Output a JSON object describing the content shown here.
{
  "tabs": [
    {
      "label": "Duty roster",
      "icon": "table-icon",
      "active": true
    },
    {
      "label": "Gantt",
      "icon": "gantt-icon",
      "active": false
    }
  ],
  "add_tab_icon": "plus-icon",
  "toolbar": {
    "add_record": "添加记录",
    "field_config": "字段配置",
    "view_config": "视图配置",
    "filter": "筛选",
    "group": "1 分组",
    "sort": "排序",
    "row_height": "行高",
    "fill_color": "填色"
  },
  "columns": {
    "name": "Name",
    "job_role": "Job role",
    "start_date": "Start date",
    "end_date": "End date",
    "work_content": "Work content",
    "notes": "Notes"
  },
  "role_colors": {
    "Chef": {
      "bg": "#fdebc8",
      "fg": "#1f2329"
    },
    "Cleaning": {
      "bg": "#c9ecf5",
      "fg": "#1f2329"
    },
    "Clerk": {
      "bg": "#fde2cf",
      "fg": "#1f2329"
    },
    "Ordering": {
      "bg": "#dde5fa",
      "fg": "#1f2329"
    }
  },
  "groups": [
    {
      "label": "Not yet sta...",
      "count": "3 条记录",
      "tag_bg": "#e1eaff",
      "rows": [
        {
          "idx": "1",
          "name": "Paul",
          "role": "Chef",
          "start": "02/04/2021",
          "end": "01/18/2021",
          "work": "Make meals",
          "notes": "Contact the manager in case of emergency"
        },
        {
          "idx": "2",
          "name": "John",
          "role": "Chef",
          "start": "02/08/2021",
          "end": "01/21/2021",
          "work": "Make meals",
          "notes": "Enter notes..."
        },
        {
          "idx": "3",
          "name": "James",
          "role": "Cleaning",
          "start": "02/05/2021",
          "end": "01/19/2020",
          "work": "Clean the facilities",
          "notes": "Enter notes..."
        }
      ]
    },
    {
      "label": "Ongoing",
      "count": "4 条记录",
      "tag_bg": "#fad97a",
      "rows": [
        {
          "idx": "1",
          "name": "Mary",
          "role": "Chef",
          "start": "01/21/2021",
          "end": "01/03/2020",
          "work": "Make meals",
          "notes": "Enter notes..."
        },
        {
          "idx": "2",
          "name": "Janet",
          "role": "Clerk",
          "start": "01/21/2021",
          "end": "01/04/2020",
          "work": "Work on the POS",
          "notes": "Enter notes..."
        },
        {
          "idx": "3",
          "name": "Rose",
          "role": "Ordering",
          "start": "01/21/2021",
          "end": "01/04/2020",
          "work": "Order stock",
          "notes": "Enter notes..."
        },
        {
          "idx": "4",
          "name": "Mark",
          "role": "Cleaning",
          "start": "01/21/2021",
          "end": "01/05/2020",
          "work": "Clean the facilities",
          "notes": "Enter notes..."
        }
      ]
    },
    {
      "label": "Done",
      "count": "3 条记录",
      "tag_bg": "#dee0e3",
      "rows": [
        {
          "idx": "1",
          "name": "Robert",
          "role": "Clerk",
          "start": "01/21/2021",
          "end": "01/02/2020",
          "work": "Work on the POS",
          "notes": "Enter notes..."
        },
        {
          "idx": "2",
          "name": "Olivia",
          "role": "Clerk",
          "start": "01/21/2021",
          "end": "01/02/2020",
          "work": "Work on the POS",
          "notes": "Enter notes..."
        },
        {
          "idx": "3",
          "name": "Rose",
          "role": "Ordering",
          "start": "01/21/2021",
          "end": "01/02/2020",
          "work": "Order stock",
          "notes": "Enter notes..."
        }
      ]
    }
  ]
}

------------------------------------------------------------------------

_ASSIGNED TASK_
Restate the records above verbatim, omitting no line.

_EXERCISE SOLUTION_
Output a JSON object describing the content shown here.
{
  "tabs": [
    {
      "label": "Duty roster",
      "icon": "table-icon",
      "active": true
    },
    {
      "label": "Gantt",
      "icon": "gantt-icon",
      "active": false
    }
  ],
  "add_tab_icon": "plus-icon",
  "toolbar": {
    "add_record": "添加记录",
    "field_config": "字段配置",
    "view_config": "视图配置",
    "filter": "筛选",
    "group": "1 分组",
    "sort": "排序",
    "row_height": "行高",
    "fill_color": "填色"
  },
  "columns": {
    "name": "Name",
    "job_role": "Job role",
    "start_date": "Start date",
    "end_date": "End date",
    "work_content": "Work content",
    "notes": "Notes"
  },
  "role_colors": {
    "Chef": {
      "bg": "#fdebc8",
      "fg": "#1f2329"
    },
    "Cleaning": {
      "bg": "#c9ecf5",
      "fg": "#1f2329"
    },
    "Clerk": {
      "bg": "#fde2cf",
      "fg": "#1f2329"
    },
    "Ordering": {
      "bg": "#dde5fa",
      "fg": "#1f2329"
    }
  },
  "groups": [
    {
      "label": "Not yet sta...",
      "count": "3 条记录",
      "tag_bg": "#e1eaff",
      "rows": [
        {
          "idx": "1",
          "name": "Paul",
          "role": "Chef",
          "start": "02/04/2021",
          "end": "01/18/2021",
          "work": "Make meals",
          "notes": "Contact the manager in case of emergency"
        },
        {
          "idx": "2",
          "name": "John",
          "role": "Chef",
          "start": "02/08/2021",
          "end": "01/21/2021",
          "work": "Make meals",
          "notes": "Enter notes..."
        },
        {
          "idx": "3",
          "name": "James",
          "role": "Cleaning",
          "start": "02/05/2021",
          "end": "01/19/2020",
          "work": "Clean the facilities",
          "notes": "Enter notes..."
        }
      ]
    },
    {
      "label": "Ongoing",
      "count": "4 条记录",
      "tag_bg": "#fad97a",
      "rows": [
        {
          "idx": "1",
          "name": "Mary",
          "role": "Chef",
          "start": "01/21/2021",
          "end": "01/03/2020",
          "work": "Make meals",
          "notes": "Enter notes..."
        },
        {
          "idx": "2",
          "name": "Janet",
          "role": "Clerk",
          "start": "01/21/2021",
          "end": "01/04/2020",
          "work": "Work on the POS",
          "notes": "Enter notes..."
        },
        {
          "idx": "3",
          "name": "Rose",
          "role": "Ordering",
          "start": "01/21/2021",
          "end": "01/04/2020",
          "work": "Order stock",
          "notes": "Enter notes..."
        },
        {
          "idx": "4",
          "name": "Mark",
          "role": "Cleaning",
          "start": "01/21/2021",
          "end": "01/05/2020",
          "work": "Clean the facilities",
          "notes": "Enter notes..."
        }
      ]
    },
    {
      "label": "Done",
      "count": "3 条记录",
      "tag_bg": "#dee0e3",
      "rows": [
        {
          "idx": "1",
          "name": "Robert",
          "role": "Clerk",
          "start": "01/21/2021",
          "end": "01/02/2020",
          "work": "Work on the POS",
          "notes": "Enter notes..."
        },
        {
          "idx": "2",
          "name": "Olivia",
          "role": "Clerk",
          "start": "01/21/2021",
          "end": "01/02/2020",
          "work": "Work on the POS",
          "notes": "Enter notes..."
        },
        {
          "idx": "3",
          "name": "Rose",
          "role": "Ordering",
          "start": "01/21/2021",
          "end": "01/02/2020",
          "work": "Order stock",
          "notes": "Enter notes..."
        }
      ]
    }
  ]
}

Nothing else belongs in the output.